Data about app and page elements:
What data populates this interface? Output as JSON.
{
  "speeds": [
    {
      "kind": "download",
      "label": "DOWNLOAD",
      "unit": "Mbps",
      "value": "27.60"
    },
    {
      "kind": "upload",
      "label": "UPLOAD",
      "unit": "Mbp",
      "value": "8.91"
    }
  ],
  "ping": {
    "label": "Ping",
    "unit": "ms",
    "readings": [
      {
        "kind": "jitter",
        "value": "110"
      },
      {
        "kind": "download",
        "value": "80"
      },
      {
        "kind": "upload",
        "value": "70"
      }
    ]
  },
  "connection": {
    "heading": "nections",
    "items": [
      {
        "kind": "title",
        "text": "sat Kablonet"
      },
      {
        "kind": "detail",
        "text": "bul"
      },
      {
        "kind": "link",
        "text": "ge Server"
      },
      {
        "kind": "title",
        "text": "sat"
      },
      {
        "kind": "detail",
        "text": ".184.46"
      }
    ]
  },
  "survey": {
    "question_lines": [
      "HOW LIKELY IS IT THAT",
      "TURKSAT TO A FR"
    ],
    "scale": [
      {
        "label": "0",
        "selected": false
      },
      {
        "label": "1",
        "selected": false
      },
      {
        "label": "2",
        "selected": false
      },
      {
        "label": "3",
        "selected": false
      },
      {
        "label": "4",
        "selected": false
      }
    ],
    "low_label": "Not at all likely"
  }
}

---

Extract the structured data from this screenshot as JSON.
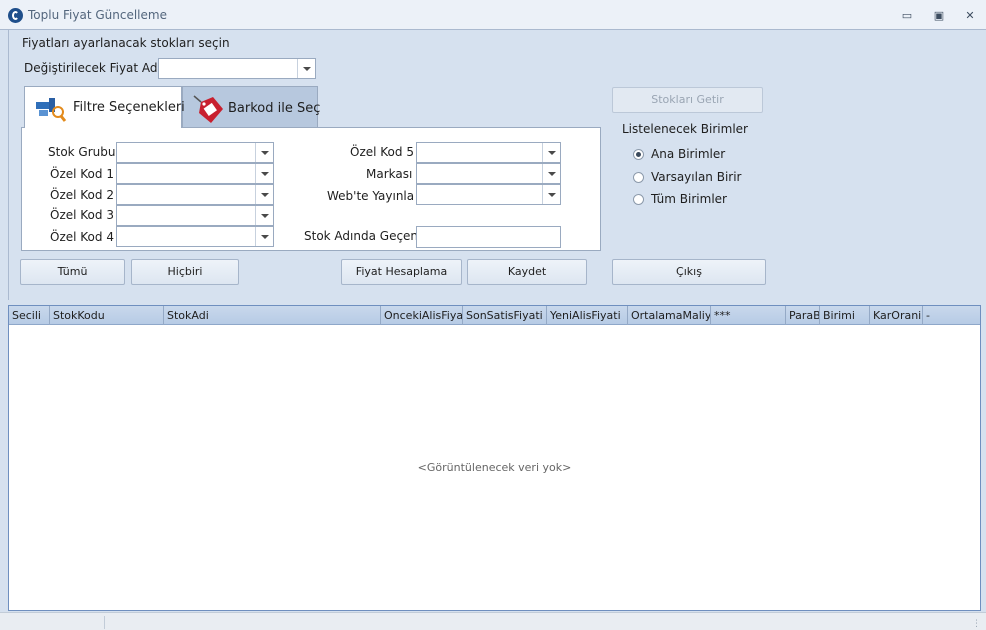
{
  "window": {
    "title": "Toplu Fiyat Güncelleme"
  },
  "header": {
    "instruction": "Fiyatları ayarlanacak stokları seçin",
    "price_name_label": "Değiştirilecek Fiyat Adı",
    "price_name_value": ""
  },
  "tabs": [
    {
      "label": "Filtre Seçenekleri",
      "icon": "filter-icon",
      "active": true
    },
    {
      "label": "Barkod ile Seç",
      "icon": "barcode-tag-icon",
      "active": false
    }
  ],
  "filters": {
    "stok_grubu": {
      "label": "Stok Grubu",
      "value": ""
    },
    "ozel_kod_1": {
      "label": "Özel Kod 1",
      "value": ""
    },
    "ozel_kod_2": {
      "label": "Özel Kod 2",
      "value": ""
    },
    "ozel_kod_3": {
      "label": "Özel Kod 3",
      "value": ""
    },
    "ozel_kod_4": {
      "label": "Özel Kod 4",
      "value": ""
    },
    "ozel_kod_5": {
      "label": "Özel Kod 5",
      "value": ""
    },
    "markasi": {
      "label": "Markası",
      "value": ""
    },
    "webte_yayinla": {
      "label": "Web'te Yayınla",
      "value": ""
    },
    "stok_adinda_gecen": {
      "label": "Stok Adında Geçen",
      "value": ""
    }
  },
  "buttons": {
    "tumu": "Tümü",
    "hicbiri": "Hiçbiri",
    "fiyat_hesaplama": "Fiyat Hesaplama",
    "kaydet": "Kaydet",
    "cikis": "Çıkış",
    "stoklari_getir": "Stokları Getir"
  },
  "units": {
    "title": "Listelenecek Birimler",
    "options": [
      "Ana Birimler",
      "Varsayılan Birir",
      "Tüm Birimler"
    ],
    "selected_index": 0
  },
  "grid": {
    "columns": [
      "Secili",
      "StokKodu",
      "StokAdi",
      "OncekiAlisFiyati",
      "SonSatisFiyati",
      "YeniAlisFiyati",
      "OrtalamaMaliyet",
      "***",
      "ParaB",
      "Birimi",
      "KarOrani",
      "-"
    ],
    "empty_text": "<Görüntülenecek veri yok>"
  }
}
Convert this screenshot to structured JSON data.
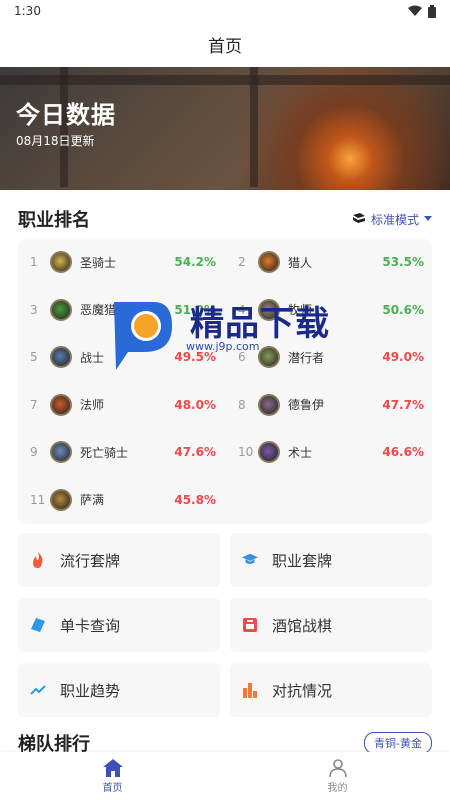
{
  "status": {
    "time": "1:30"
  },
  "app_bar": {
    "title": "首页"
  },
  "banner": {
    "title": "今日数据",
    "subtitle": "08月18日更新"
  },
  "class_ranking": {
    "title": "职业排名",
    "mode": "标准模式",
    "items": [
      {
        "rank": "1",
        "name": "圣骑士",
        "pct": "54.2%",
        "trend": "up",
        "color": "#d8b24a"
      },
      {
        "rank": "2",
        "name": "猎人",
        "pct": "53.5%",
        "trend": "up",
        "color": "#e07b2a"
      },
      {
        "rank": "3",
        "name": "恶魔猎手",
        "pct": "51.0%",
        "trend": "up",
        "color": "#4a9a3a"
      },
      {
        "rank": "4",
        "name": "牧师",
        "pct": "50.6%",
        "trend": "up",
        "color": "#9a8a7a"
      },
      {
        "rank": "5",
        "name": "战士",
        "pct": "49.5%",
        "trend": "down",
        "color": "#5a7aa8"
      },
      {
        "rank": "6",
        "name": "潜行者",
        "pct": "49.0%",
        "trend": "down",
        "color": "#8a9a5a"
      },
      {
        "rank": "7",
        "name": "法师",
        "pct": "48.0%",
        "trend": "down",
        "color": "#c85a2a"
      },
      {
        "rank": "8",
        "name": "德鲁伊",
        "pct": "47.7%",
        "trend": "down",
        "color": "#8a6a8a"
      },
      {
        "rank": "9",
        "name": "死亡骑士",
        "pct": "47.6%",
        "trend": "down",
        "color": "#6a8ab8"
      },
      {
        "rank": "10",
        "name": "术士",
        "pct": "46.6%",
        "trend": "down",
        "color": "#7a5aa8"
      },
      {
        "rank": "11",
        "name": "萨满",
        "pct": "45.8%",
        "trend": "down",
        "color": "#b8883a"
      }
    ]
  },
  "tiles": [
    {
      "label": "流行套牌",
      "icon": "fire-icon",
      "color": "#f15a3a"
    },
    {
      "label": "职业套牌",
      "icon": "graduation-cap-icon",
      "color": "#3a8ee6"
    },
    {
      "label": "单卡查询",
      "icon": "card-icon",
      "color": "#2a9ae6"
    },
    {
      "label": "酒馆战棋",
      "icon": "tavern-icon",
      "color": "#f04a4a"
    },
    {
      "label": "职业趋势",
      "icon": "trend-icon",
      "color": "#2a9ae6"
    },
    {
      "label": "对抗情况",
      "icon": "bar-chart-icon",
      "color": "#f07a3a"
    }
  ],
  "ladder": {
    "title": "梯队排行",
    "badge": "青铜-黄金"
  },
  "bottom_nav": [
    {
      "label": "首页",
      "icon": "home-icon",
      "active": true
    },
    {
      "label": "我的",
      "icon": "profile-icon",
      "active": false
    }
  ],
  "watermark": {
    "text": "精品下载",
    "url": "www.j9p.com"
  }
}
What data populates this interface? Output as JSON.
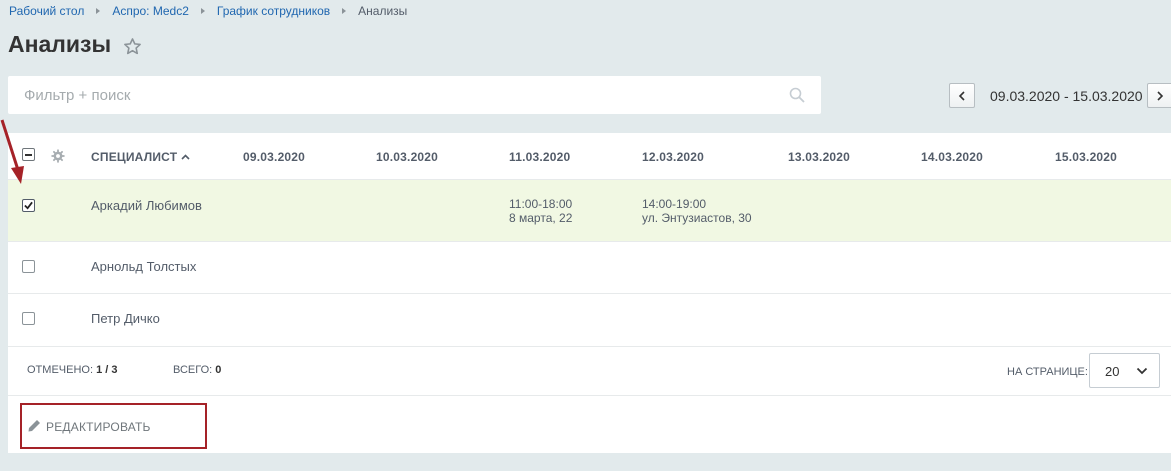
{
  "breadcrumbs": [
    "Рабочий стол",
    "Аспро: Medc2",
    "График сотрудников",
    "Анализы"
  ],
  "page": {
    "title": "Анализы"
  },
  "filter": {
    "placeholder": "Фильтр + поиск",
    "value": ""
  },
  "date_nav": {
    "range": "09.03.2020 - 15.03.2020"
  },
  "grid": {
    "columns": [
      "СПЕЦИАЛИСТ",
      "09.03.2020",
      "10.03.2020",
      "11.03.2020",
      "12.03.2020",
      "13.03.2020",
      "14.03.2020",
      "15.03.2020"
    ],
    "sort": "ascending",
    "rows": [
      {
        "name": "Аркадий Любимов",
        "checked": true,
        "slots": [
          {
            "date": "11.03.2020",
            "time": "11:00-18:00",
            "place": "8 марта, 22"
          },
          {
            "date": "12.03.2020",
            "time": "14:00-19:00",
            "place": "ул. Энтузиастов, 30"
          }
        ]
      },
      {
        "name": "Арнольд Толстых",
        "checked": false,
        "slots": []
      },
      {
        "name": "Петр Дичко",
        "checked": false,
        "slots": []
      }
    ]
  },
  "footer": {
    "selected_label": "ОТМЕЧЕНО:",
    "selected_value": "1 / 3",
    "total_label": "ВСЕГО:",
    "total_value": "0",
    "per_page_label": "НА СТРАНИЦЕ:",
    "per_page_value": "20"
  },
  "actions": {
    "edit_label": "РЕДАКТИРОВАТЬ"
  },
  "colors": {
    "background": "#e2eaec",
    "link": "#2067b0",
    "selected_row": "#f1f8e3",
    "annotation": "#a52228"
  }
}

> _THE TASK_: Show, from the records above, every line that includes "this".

> _TASK ANSWER_:
What data populates this interface? Output as JSON.
Extract the structured data from this screenshot as JSON.
Convert this screenshot to structured JSON data.
What data populates this interface? Output as JSON.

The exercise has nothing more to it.